Mr Floyd “spit on the court” and “refused to oblige by three of the seven conditions of this bond order,” she said.
When it comes to statements against her, “he can say whatever he’d like on any post he’d like about me,” Ms Willis told the judge.
“I’m threatened everyday anyway,” she added. “I’m a public official, voters elected me, and I’ve put myself in that position. That does not give him the right to contact co-defendants or intimidate other witnesses.
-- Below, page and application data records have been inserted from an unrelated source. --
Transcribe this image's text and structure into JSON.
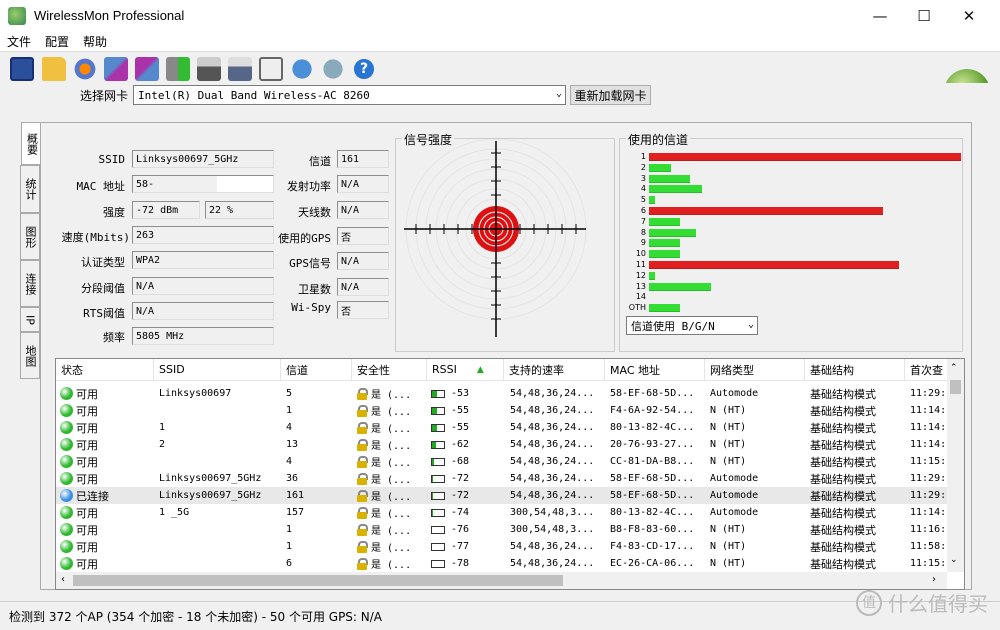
{
  "window": {
    "title": "WirelessMon Professional"
  },
  "menu": [
    "文件",
    "配置",
    "帮助"
  ],
  "toolbar_icons": [
    "save-icon",
    "open-folder-icon",
    "record-icon",
    "network-icon",
    "network-alt-icon",
    "play-icon",
    "print-icon",
    "printer-check-icon",
    "clipboard-icon",
    "globe-icon",
    "chat-icon",
    "help-icon"
  ],
  "nic": {
    "label": "选择网卡",
    "value": "Intel(R) Dual Band Wireless-AC 8260",
    "reload": "重新加载网卡"
  },
  "tabs": [
    "概要",
    "统计",
    "图形",
    "连接",
    "IP",
    "地图"
  ],
  "summary": {
    "ssid": {
      "label": "SSID",
      "value": "Linksys00697_5GHz"
    },
    "mac": {
      "label": "MAC 地址",
      "value": "58-"
    },
    "strength": {
      "label": "强度",
      "value": "-72 dBm",
      "pct": "22 %"
    },
    "speed": {
      "label": "速度(Mbits)",
      "value": "263"
    },
    "auth": {
      "label": "认证类型",
      "value": "WPA2"
    },
    "frag": {
      "label": "分段阈值",
      "value": "N/A"
    },
    "rts": {
      "label": "RTS阈值",
      "value": "N/A"
    },
    "freq": {
      "label": "频率",
      "value": "5805 MHz"
    },
    "channel": {
      "label": "信道",
      "value": "161"
    },
    "txpower": {
      "label": "发射功率",
      "value": "N/A"
    },
    "antenna": {
      "label": "天线数",
      "value": "N/A"
    },
    "gps_used": {
      "label": "使用的GPS",
      "value": "否"
    },
    "gps_signal": {
      "label": "GPS信号",
      "value": "N/A"
    },
    "satellites": {
      "label": "卫星数",
      "value": "N/A"
    },
    "wispy": {
      "label": "Wi-Spy",
      "value": "否"
    }
  },
  "signal": {
    "title": "信号强度"
  },
  "channels": {
    "title": "使用的信道",
    "labels": [
      "1",
      "2",
      "3",
      "4",
      "5",
      "6",
      "7",
      "8",
      "9",
      "10",
      "11",
      "12",
      "13",
      "14",
      "OTH"
    ],
    "levels": [
      1.0,
      0.07,
      0.13,
      0.17,
      0.02,
      0.75,
      0.1,
      0.15,
      0.1,
      0.1,
      0.8,
      0.02,
      0.2,
      0,
      0.1
    ],
    "hot": [
      true,
      false,
      false,
      false,
      false,
      true,
      false,
      false,
      false,
      false,
      true,
      false,
      false,
      false,
      false
    ],
    "select": "信道使用 B/G/N"
  },
  "colors": {
    "hot": "#e02020",
    "normal": "#33dd33",
    "ok_dot": "#2eb82e",
    "connected_dot": "#3a8fe0"
  },
  "table": {
    "headers": [
      "状态",
      "SSID",
      "信道",
      "安全性",
      "RSSI",
      "支持的速率",
      "MAC 地址",
      "网络类型",
      "基础结构",
      "首次查"
    ],
    "rows": [
      {
        "status": "可用",
        "connected": false,
        "ssid": "Linksys00697",
        "ch": "5",
        "sec": "是 (...",
        "rssi": "-53",
        "sig": 0.45,
        "rates": "54,48,36,24...",
        "mac": "58-EF-68-5D...",
        "type": "Automode",
        "infra": "基础结构模式",
        "first": "11:29:"
      },
      {
        "status": "可用",
        "connected": false,
        "ssid": "",
        "ch": "1",
        "sec": "是 (...",
        "rssi": "-55",
        "sig": 0.4,
        "rates": "54,48,36,24...",
        "mac": "F4-6A-92-54...",
        "type": "N (HT)",
        "infra": "基础结构模式",
        "first": "11:14:"
      },
      {
        "status": "可用",
        "connected": false,
        "ssid": "1",
        "ch": "4",
        "sec": "是 (...",
        "rssi": "-55",
        "sig": 0.4,
        "rates": "54,48,36,24...",
        "mac": "80-13-82-4C...",
        "type": "N (HT)",
        "infra": "基础结构模式",
        "first": "11:14:"
      },
      {
        "status": "可用",
        "connected": false,
        "ssid": "2",
        "ch": "13",
        "sec": "是 (...",
        "rssi": "-62",
        "sig": 0.3,
        "rates": "54,48,36,24...",
        "mac": "20-76-93-27...",
        "type": "N (HT)",
        "infra": "基础结构模式",
        "first": "11:14:"
      },
      {
        "status": "可用",
        "connected": false,
        "ssid": "",
        "ch": "4",
        "sec": "是 (...",
        "rssi": "-68",
        "sig": 0.2,
        "rates": "54,48,36,24...",
        "mac": "CC-81-DA-B8...",
        "type": "N (HT)",
        "infra": "基础结构模式",
        "first": "11:15:"
      },
      {
        "status": "可用",
        "connected": false,
        "ssid": "Linksys00697_5GHz",
        "ch": "36",
        "sec": "是 (...",
        "rssi": "-72",
        "sig": 0.12,
        "rates": "54,48,36,24...",
        "mac": "58-EF-68-5D...",
        "type": "Automode",
        "infra": "基础结构模式",
        "first": "11:29:"
      },
      {
        "status": "已连接",
        "connected": true,
        "ssid": "Linksys00697_5GHz",
        "ch": "161",
        "sec": "是 (...",
        "rssi": "-72",
        "sig": 0.12,
        "rates": "54,48,36,24...",
        "mac": "58-EF-68-5D...",
        "type": "Automode",
        "infra": "基础结构模式",
        "first": "11:29:"
      },
      {
        "status": "可用",
        "connected": false,
        "ssid": "1 _5G",
        "ch": "157",
        "sec": "是 (...",
        "rssi": "-74",
        "sig": 0.1,
        "rates": "300,54,48,3...",
        "mac": "80-13-82-4C...",
        "type": "Automode",
        "infra": "基础结构模式",
        "first": "11:14:"
      },
      {
        "status": "可用",
        "connected": false,
        "ssid": "",
        "ch": "1",
        "sec": "是 (...",
        "rssi": "-76",
        "sig": 0,
        "rates": "300,54,48,3...",
        "mac": "B8-F8-83-60...",
        "type": "N (HT)",
        "infra": "基础结构模式",
        "first": "11:16:"
      },
      {
        "status": "可用",
        "connected": false,
        "ssid": "",
        "ch": "1",
        "sec": "是 (...",
        "rssi": "-77",
        "sig": 0,
        "rates": "54,48,36,24...",
        "mac": "F4-83-CD-17...",
        "type": "N (HT)",
        "infra": "基础结构模式",
        "first": "11:58:"
      },
      {
        "status": "可用",
        "connected": false,
        "ssid": "",
        "ch": "6",
        "sec": "是 (...",
        "rssi": "-78",
        "sig": 0,
        "rates": "54,48,36,24...",
        "mac": "EC-26-CA-06...",
        "type": "N (HT)",
        "infra": "基础结构模式",
        "first": "11:15:"
      }
    ]
  },
  "statusbar": "检测到 372 个AP (354 个加密 - 18 个未加密) - 50 个可用 GPS: N/A",
  "watermark": "什么值得买"
}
And quite frankly, it’s really in the defendant’s interest to shut his mouth about this case because it can and will be used against him.”
The initial bond order did not limit “general criticism of the state’s case,” but “obviously that criticism can’t evolve into witness intimidation,” Judge McAfee said.
Mr Floyd was “boldly willing to explore where that line” exists, he added.
The initial order was “not specific enough to account for the nuances of social media” and would need to “specifically prohibit comments about witnesses.” according to the judge.
“I think the public safety interest … indicates that his actions have consequences,” he said.
Ms Willis introduced three witnesses to discuss Mr Floyd’s posts, including Michael Hill, one of her chief investigators, as well as Gabriel Sterling, a chief deputy with Georgia’s Secretary of State office who famously called out Mr Trump and his allies for amplifying an ongoing false narrative that the 2020 election was fraudulent, which fuelled threats against his office and family.
Von DuBose, an attorney for Ruby Freeman, an election worker subject to a wave of threats and harassment that forced her to leave her home, also testified on Tuesday.
Mr Floyd, like his co-defendants, was charged under the state’s anti-racketeering statute for allegedly joining a criminal enterprise to reverse Mr Trump’s loss in the state in the 2020 presidential election.
He also is charged with conspiracy to commit solicitation of false statements and writings and influencing witnesses for his participation in an alleged plot to pressure Ms Freeman to make false statements, which were amplified by Mr Trump and his allies as part of an alleged smear campaign.
As Ms Willis presented the long list of posts to Mr Hill while he was on the witness stand, he read them into the court record – “poop” emojis, included.
“Do you enjoy being called a piece of fecal matter?” Ms Willis asked Mr Sterling.
“No ma’am,” he said.
Asked by Mr Floyd’s attorneys whether he feels intimidated by the posts, Mr Sterling said it is “par for the course when you’re a public official.”
During the hearing on Tuesday, prosecutors confirmed that Ms Freeman, Ms Moss and Mr Sterling are state witnesses in the case – along with Jenna Ellis, among three former Trump-linked attorneys who reached plea agreements with prosecutors.
Ms Ellis said she believed Mr Floyd’s posts were meant to intimidate her, according to a message she wrote to Mr Hill.
“I believe it was meant to both intimidate and harass me and also encourage others to harass me, which others have done in the comments, and separate posts,” Mr Hill said, reading the message from Ms Ellis.
John Morrison, an attorney for Mr Floyd, argued that “there’s no need” for Mr Floyd to return to state custody, and that prosecutors “could’ve addressed the issue” by calling the defence with their concerns instead. Moments later, he defended Mr Floyd’s statements as “political speech” that “the state is trying to silence”.
Mr Morrison also argued that Mr Floyd’s comments don’t encompass the kind of communication prohibited in the bond order because he didn’t directly message his subjects with derogatory statements about them.
But “none of these posts amount to a threat or intimidation,” according to Mr Floyd’s attorney Chris Kachouroff.
Mr Floyd was the only defendant who spent any time in jail after he surrendered in August. He was released days later with a bond set at $100,000, with $40,000 on the racketeering charge and $30,000 each on other charges.